Tim Foster and the ‘burbs

FosterCover_Catalogue_Screen_WithBorder-180x273When there’s ‘bugger all’ on the bookshelf that addresses the unique challenges of Australia’s urban and suburban neighbourhoods for the mission of the church, the arrival of a book like Tim Foster’s The Suburban Captivity of the Church is worth cheering for.

Books like this one flow in a steady torrent from North America, but the cultural differences are vast. Given that we are among the most urbanised societies on earth and take first place in the propagation of suburbia, it’s always frustrating to me that we’re content to let the thoughtful missiology of other places set the agenda for us to the extent it does.

Tim is an Anglican minister who currently shares in the leadership of Melbourne’s Ridley College. His book arises out of his own transitions in ministry, from the leafy surrounds of Sydney’s middle suburbs to the cultural and social diversity of the inner city. With this move comes the challenge of understanding the nature of ‘the good news’ in a community whose values and perspectives on the world contrast so starkly with those of the near but distant ‘burbs. Given how much the values of suburbia have shaped the church’s understanding of the gospel, Tim makes the case that we are pressed ever more urgently to the work of contextualization.

In part, I would think, the test of a good book it that it spurs a reaction. Tim’s book does this for me. Though we have never met, I have a suspicion that Tim and I might have some theological differences. Perhaps Tim has a clearer sense of the gospel as ‘a message’ — a clearly defined and methodically presented outline of truths —than I do. The book is written in two parts. As helpful as Part 1 might be, I came to the end of it feeling as though Tim’s priority on a right ‘understanding’ of the gospel message and a better ‘presentation’ of its truths was not one I could embrace with enthusiasm.

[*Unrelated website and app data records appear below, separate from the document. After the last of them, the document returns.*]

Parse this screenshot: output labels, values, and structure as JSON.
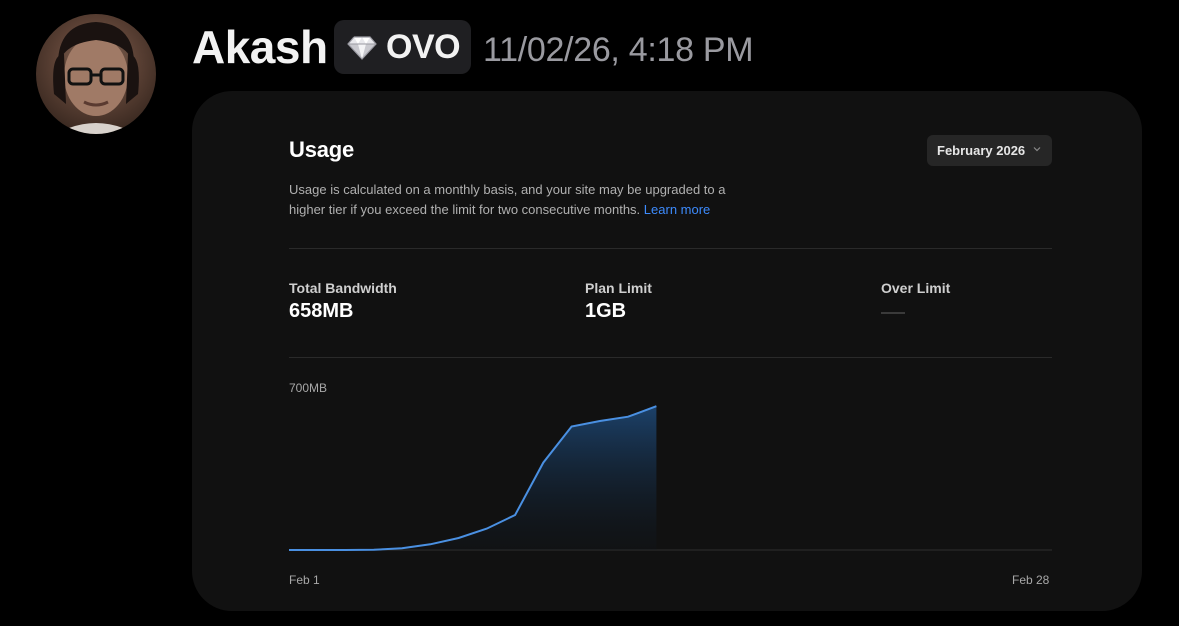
{
  "message": {
    "author": "Akash",
    "tag": {
      "text": "OVO",
      "icon": "gem-icon"
    },
    "timestamp": "11/02/26, 4:18 PM"
  },
  "usage": {
    "title": "Usage",
    "month_select": {
      "value": "February 2026",
      "icon": "chevron-down-icon"
    },
    "description": "Usage is calculated on a monthly basis, and your site may be upgraded to a higher tier if you exceed the limit for two consecutive months.",
    "learn_more": "Learn more",
    "stats": {
      "total_bandwidth": {
        "label": "Total Bandwidth",
        "value": "658MB"
      },
      "plan_limit": {
        "label": "Plan Limit",
        "value": "1GB"
      },
      "over_limit": {
        "label": "Over Limit",
        "value": ""
      }
    }
  },
  "colors": {
    "accent": "#3d8bfd",
    "line": "#4a90e2",
    "card_bg": "#111111",
    "page_bg": "#000000"
  },
  "chart_data": {
    "type": "area",
    "xlabel_start": "Feb 1",
    "xlabel_end": "Feb 28",
    "ytick_label": "700MB",
    "ylim": [
      0,
      700
    ],
    "x": [
      1,
      2,
      3,
      4,
      5,
      6,
      7,
      8,
      9,
      10,
      11,
      12,
      13,
      14,
      15,
      28
    ],
    "values": [
      0,
      0,
      0,
      1,
      8,
      26,
      55,
      98,
      160,
      400,
      565,
      590,
      610,
      658,
      null,
      null
    ],
    "x_day_labels_only": true,
    "grid": false
  }
}
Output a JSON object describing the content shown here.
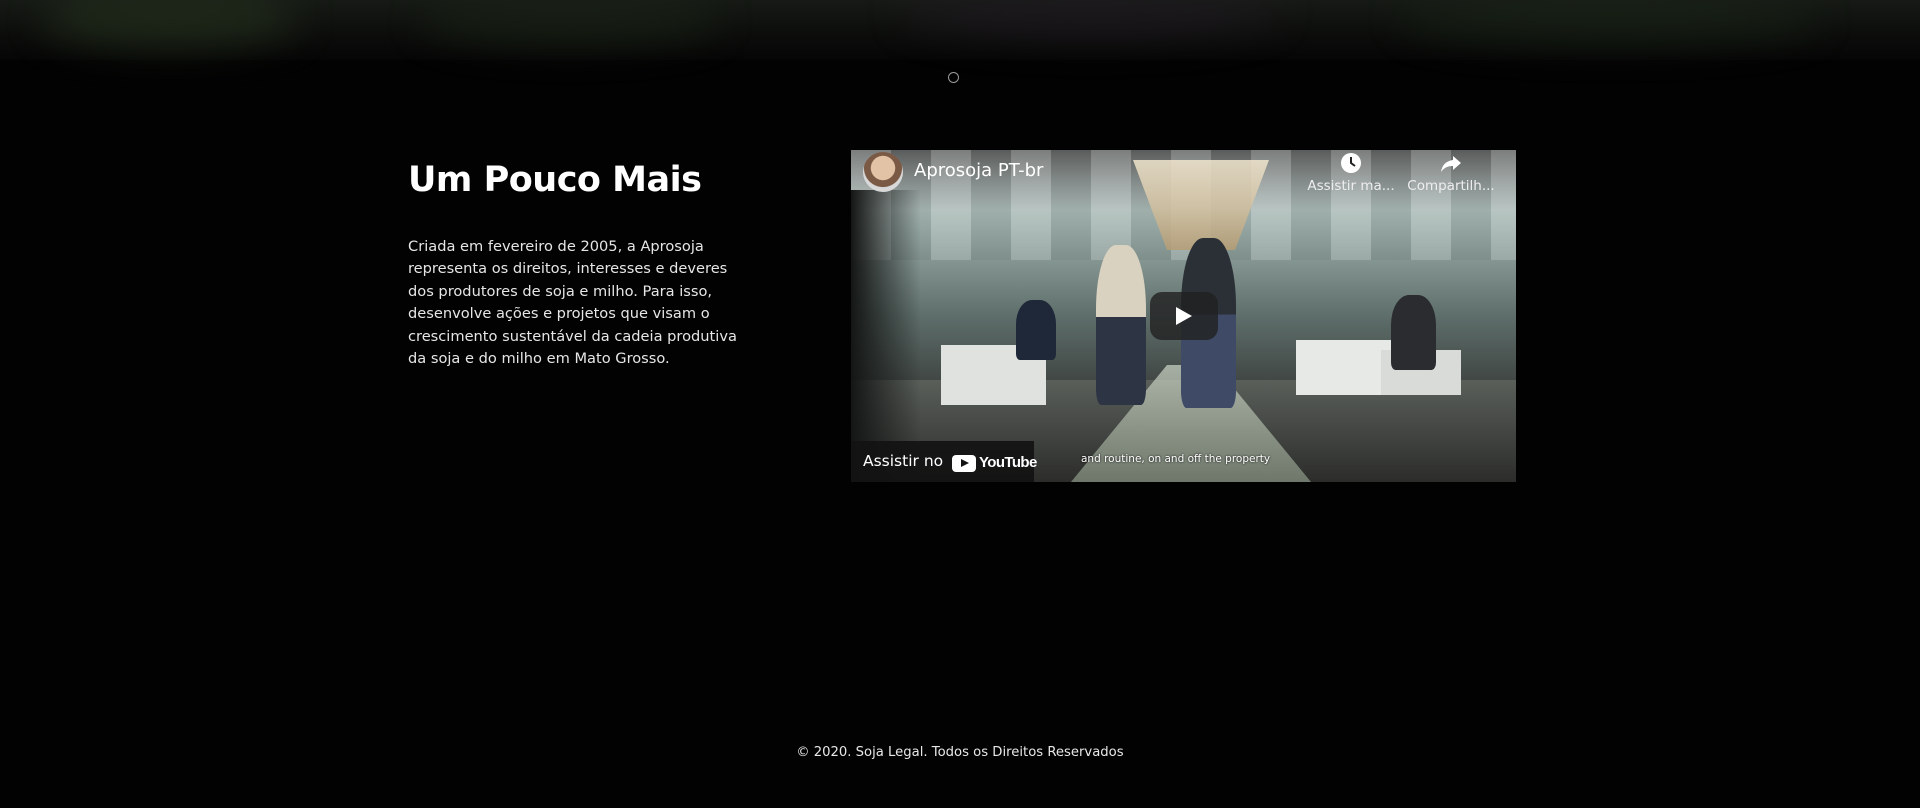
{
  "about": {
    "title": "Um Pouco Mais",
    "text": "Criada em fevereiro de 2005, a Aprosoja representa os direitos, interesses e deveres dos produtores de soja e milho. Para isso, desenvolve ações e projetos que visam o crescimento sustentável da cadeia produtiva da soja e do milho em Mato Grosso."
  },
  "video": {
    "channel": "Aprosoja PT-br",
    "watch_later": "Assistir ma...",
    "share": "Compartilh...",
    "subtitle": "and routine, on and off the property",
    "watch_on": "Assistir no",
    "youtube_logo": "YouTube"
  },
  "footer": {
    "copyright": "© 2020. Soja Legal. Todos os Direitos Reservados"
  },
  "icons": {
    "slider_dot": "circle-outline",
    "watch_later": "clock-icon",
    "share": "share-arrow-icon",
    "play": "play-icon"
  },
  "colors": {
    "background": "#020202",
    "text": "#ffffff",
    "player_bar": "#121212"
  }
}
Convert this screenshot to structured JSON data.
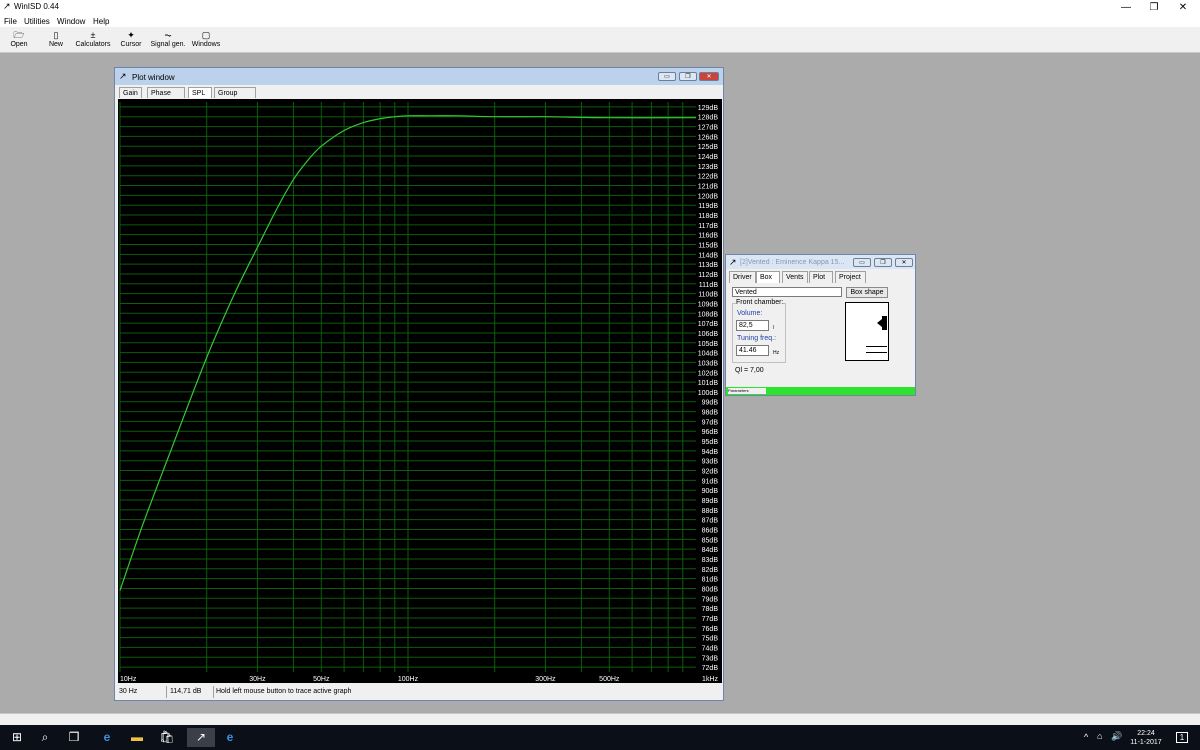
{
  "app": {
    "title": "WinISD 0.44",
    "icon": "winisd-app-icon",
    "controls": {
      "minimize": "—",
      "restore": "❐",
      "close": "✕"
    }
  },
  "menubar": {
    "items": [
      "File",
      "Utilities",
      "Window",
      "Help"
    ]
  },
  "toolbar": {
    "items": [
      {
        "label": "Open",
        "icon": "open-folder-icon",
        "glyph": "🗁"
      },
      {
        "label": "New",
        "icon": "new-document-icon",
        "glyph": "▯"
      },
      {
        "label": "Calculators",
        "icon": "calculator-icon",
        "glyph": "±"
      },
      {
        "label": "Cursor",
        "icon": "cursor-icon",
        "glyph": "✦"
      },
      {
        "label": "Signal gen.",
        "icon": "signal-generator-icon",
        "glyph": "⏦"
      },
      {
        "label": "Windows",
        "icon": "windows-icon",
        "glyph": "▢"
      }
    ]
  },
  "plot_window": {
    "title": "Plot window",
    "tabs": [
      {
        "label": "Gain",
        "active": false
      },
      {
        "label": "Phase plot",
        "active": false
      },
      {
        "label": "SPL",
        "active": true
      },
      {
        "label": "Group delay",
        "active": false
      }
    ],
    "status": {
      "frequency": "30 Hz",
      "level": "114,71 dB",
      "hint": "Hold left mouse button to trace active graph"
    }
  },
  "chart_data": {
    "type": "line",
    "title": "",
    "xlabel": "",
    "ylabel": "",
    "x_scale": "log",
    "xlim": [
      10,
      1000
    ],
    "ylim": [
      71.5,
      129.5
    ],
    "x_ticks": [
      {
        "value": 10,
        "label": "10Hz"
      },
      {
        "value": 30,
        "label": "30Hz"
      },
      {
        "value": 50,
        "label": "50Hz"
      },
      {
        "value": 100,
        "label": "100Hz"
      },
      {
        "value": 300,
        "label": "300Hz"
      },
      {
        "value": 500,
        "label": "500Hz"
      },
      {
        "value": 1000,
        "label": "1kHz"
      }
    ],
    "y_ticks": [
      72,
      73,
      74,
      75,
      76,
      77,
      78,
      79,
      80,
      81,
      82,
      83,
      84,
      85,
      86,
      87,
      88,
      89,
      90,
      91,
      92,
      93,
      94,
      95,
      96,
      97,
      98,
      99,
      100,
      101,
      102,
      103,
      104,
      105,
      106,
      107,
      108,
      109,
      110,
      111,
      112,
      113,
      114,
      115,
      116,
      117,
      118,
      119,
      120,
      121,
      122,
      123,
      124,
      125,
      126,
      127,
      128,
      129
    ],
    "y_tick_suffix": "dB",
    "grid": true,
    "background": "#000000",
    "grid_color": "#0b5e0b",
    "series": [
      {
        "color": "#35c835",
        "x": [
          10,
          12,
          15,
          20,
          25,
          30,
          35,
          40,
          45,
          50,
          60,
          70,
          80,
          90,
          100,
          120,
          150,
          200,
          300,
          500,
          1000
        ],
        "y": [
          79.8,
          86.5,
          94.0,
          103.5,
          110.0,
          114.7,
          118.6,
          121.6,
          123.6,
          125.0,
          126.6,
          127.4,
          127.8,
          128.0,
          128.1,
          128.1,
          128.1,
          128.0,
          128.0,
          127.9,
          127.9
        ]
      }
    ]
  },
  "vented_window": {
    "title": "[2]Vented : Eminence Kappa 15...",
    "tabs": [
      {
        "label": "Driver",
        "active": false
      },
      {
        "label": "Box",
        "active": true
      },
      {
        "label": "Vents",
        "active": false
      },
      {
        "label": "Plot",
        "active": false
      },
      {
        "label": "Project",
        "active": false
      }
    ],
    "box_type": "Vented",
    "box_shape_button": "Box shape",
    "front_chamber_label": "Front chamber:",
    "volume_label": "Volume:",
    "volume_value": "82,5",
    "volume_unit": "l",
    "tuning_label": "Tuning freq.:",
    "tuning_value": "41.46",
    "tuning_unit": "Hz",
    "ql": "Ql = 7,00",
    "progress_label": "Parameters",
    "progress_fraction": 1.0,
    "progress_color": "#2ee22e"
  },
  "taskbar": {
    "icons": [
      {
        "name": "start-windows-icon",
        "glyph": "⊞"
      },
      {
        "name": "search-icon",
        "glyph": "⌕"
      },
      {
        "name": "task-view-icon",
        "glyph": "❒"
      },
      {
        "name": "edge-browser-icon",
        "glyph": "e"
      },
      {
        "name": "file-explorer-icon",
        "glyph": "▬"
      },
      {
        "name": "store-icon",
        "glyph": "🛍"
      },
      {
        "name": "winisd-taskbar-icon",
        "glyph": "↗"
      },
      {
        "name": "internet-explorer-icon",
        "glyph": "e"
      }
    ],
    "time": "22:24",
    "date": "11-1-2017",
    "notification_count": "1"
  }
}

To be honest (and probably unfair), his alternative readings of ‘the gospel’ left me feeling as though those ‘four spiritual laws’ were hovering ominously in the background.

That said, Part 2 was more engaging read. Tim’s attempts at exegeting the cultures of the inner city ‘yuppies,’ ‘hipsters’ and ‘battlers’ (among others), points the reader to the importance of taking our contexts and communities as seriously as we do our sacred texts. What’s more, it’s here that Tim looks for ‘gospel themes’ that emerge from this engagement. There is much here that is challenging for an urban pastor like me. I would only long for a more sustained engagement that Tim can provide here.

As someone who attempts to write about similar issues, I commend Tim for the book. If it helps practitioners like me to engage more intentionally and intelligently with our own neighbourhoods, and from a distinctly local perspective, then it has served us well.

Tim-Website_370x370Tim Foster, The Suburban Captivity of the Church: Contextualising the Gospel for Post-Christian Australia, Moreland: Acorn Press, 2014.

Thomas Kelly on tenderness

“There is a tendering of the soul toward everything in creation, from the sparrow’s fall to the slave under the lash. The hard-lined face of a money-bitten financier is as deeply touching to the tendered soul as are the burned-out eyes of the miners’ children, remote and unseen victims of his so-called success. There is a sense in which, in this terrible tenderness, we become one with God and bear in our quivering souls the sins and burdens, the benightedness and the tragedy of the creatures of the whole world, and suffer in their suffering, and die in their death.”

267213Thomas R. Kelly, Testament of Devotion, New York: HarperCollins, 1992 (1941), 64.